• _Exercise_:
Reproduce the records below exactly, leaving their images out.

• _Material for this task_:
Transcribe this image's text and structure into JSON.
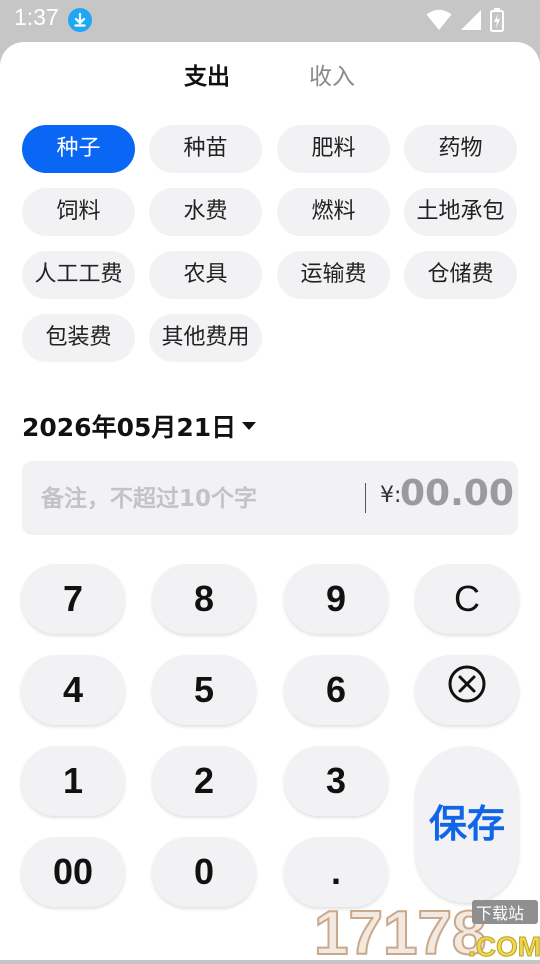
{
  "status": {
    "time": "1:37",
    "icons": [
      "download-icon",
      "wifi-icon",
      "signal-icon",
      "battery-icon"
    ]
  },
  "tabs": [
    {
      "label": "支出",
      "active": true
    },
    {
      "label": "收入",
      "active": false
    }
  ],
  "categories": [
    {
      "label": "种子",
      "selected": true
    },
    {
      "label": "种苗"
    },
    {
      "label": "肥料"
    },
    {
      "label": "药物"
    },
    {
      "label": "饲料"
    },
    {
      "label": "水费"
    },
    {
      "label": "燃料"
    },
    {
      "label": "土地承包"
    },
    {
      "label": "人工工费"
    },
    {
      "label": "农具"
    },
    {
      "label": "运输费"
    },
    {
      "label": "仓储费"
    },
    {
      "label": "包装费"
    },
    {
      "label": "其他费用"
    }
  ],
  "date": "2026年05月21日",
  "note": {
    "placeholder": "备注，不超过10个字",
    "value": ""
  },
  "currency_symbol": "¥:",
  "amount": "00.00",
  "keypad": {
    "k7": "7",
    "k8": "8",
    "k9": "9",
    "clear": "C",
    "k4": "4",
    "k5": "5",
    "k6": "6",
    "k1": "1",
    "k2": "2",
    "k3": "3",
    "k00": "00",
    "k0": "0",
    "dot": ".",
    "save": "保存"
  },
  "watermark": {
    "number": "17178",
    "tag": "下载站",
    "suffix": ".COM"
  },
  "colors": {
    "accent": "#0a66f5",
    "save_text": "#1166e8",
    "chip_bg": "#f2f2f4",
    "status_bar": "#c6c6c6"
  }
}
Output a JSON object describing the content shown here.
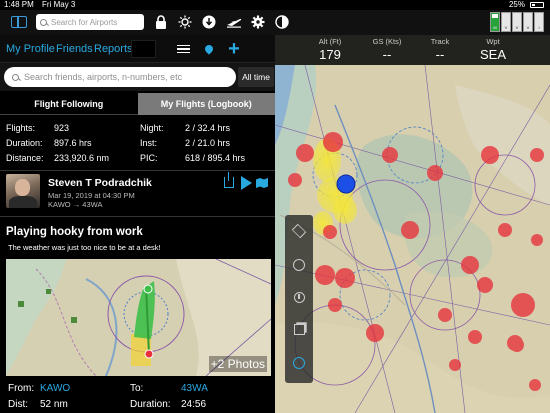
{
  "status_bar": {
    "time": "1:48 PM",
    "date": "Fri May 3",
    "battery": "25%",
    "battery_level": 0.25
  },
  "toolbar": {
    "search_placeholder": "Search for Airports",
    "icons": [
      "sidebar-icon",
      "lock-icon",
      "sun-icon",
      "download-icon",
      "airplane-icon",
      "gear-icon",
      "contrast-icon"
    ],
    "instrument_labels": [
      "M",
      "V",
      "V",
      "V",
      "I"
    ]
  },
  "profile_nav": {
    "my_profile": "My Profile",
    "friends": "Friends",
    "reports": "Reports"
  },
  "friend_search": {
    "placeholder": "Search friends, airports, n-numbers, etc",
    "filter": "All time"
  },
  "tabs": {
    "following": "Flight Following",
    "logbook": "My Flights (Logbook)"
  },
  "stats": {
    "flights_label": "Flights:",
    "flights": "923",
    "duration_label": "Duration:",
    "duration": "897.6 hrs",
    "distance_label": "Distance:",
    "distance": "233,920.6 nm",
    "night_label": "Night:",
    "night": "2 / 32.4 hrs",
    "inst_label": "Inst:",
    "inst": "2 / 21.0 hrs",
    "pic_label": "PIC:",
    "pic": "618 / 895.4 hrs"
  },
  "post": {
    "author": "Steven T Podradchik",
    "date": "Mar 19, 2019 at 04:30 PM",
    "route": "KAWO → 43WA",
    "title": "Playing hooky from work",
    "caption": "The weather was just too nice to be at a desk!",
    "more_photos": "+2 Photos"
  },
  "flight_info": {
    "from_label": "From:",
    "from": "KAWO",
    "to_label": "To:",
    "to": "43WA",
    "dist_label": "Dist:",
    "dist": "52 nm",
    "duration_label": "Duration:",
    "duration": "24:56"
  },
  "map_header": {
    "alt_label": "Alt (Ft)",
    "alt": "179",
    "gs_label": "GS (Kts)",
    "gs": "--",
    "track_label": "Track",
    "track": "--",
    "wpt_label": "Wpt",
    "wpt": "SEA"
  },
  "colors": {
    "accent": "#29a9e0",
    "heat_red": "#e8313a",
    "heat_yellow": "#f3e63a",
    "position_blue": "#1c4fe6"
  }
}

• _Task output_:
Transcribe this image's text and structure into JSON.
{
  "status": {
    "time": "1:37",
    "icons": [
      "download-icon",
      "wifi-icon",
      "signal-icon",
      "battery-icon"
    ]
  },
  "tabs": [
    {
      "label": "支出",
      "active": true
    },
    {
      "label": "收入",
      "active": false
    }
  ],
  "categories": [
    {
      "label": "种子",
      "selected": true
    },
    {
      "label": "种苗"
    },
    {
      "label": "肥料"
    },
    {
      "label": "药物"
    },
    {
      "label": "饲料"
    },
    {
      "label": "水费"
    },
    {
      "label": "燃料"
    },
    {
      "label": "土地承包"
    },
    {
      "label": "人工工费"
    },
    {
      "label": "农具"
    },
    {
      "label": "运输费"
    },
    {
      "label": "仓储费"
    },
    {
      "label": "包装费"
    },
    {
      "label": "其他费用"
    }
  ],
  "date": "2026年05月21日",
  "note": {
    "placeholder": "备注，不超过10个字",
    "value": ""
  },
  "currency_symbol": "¥:",
  "amount": "00.00",
  "keypad": {
    "k7": "7",
    "k8": "8",
    "k9": "9",
    "clear": "C",
    "k4": "4",
    "k5": "5",
    "k6": "6",
    "k1": "1",
    "k2": "2",
    "k3": "3",
    "k00": "00",
    "k0": "0",
    "dot": ".",
    "save": "保存"
  },
  "watermark": {
    "number": "17178",
    "tag": "下载站",
    "suffix": ".COM"
  },
  "colors": {
    "accent": "#0a66f5",
    "save_text": "#1166e8",
    "chip_bg": "#f2f2f4",
    "status_bar": "#c6c6c6"
  }
}
Output a JSON object describing the content shown here.
{
  "status_bar": {
    "time": "1:48 PM",
    "date": "Fri May 3",
    "battery": "25%",
    "battery_level": 0.25
  },
  "toolbar": {
    "search_placeholder": "Search for Airports",
    "icons": [
      "sidebar-icon",
      "lock-icon",
      "sun-icon",
      "download-icon",
      "airplane-icon",
      "gear-icon",
      "contrast-icon"
    ],
    "instrument_labels": [
      "M",
      "V",
      "V",
      "V",
      "I"
    ]
  },
  "profile_nav": {
    "my_profile": "My Profile",
    "friends": "Friends",
    "reports": "Reports"
  },
  "friend_search": {
    "placeholder": "Search friends, airports, n-numbers, etc",
    "filter": "All time"
  },
  "tabs": {
    "following": "Flight Following",
    "logbook": "My Flights (Logbook)"
  },
  "stats": {
    "flights_label": "Flights:",
    "flights": "923",
    "duration_label": "Duration:",
    "duration": "897.6 hrs",
    "distance_label": "Distance:",
    "distance": "233,920.6 nm",
    "night_label": "Night:",
    "night": "2 / 32.4 hrs",
    "inst_label": "Inst:",
    "inst": "2 / 21.0 hrs",
    "pic_label": "PIC:",
    "pic": "618 / 895.4 hrs"
  },
  "post": {
    "author": "Steven T Podradchik",
    "date": "Mar 19, 2019 at 04:30 PM",
    "route": "KAWO → 43WA",
    "title": "Playing hooky from work",
    "caption": "The weather was just too nice to be at a desk!",
    "more_photos": "+2 Photos"
  },
  "flight_info": {
    "from_label": "From:",
    "from": "KAWO",
    "to_label": "To:",
    "to": "43WA",
    "dist_label": "Dist:",
    "dist": "52 nm",
    "duration_label": "Duration:",
    "duration": "24:56"
  },
  "map_header": {
    "alt_label": "Alt (Ft)",
    "alt": "179",
    "gs_label": "GS (Kts)",
    "gs": "--",
    "track_label": "Track",
    "track": "--",
    "wpt_label": "Wpt",
    "wpt": "SEA"
  },
  "colors": {
    "accent": "#29a9e0",
    "heat_red": "#e8313a",
    "heat_yellow": "#f3e63a",
    "position_blue": "#1c4fe6"
  }
}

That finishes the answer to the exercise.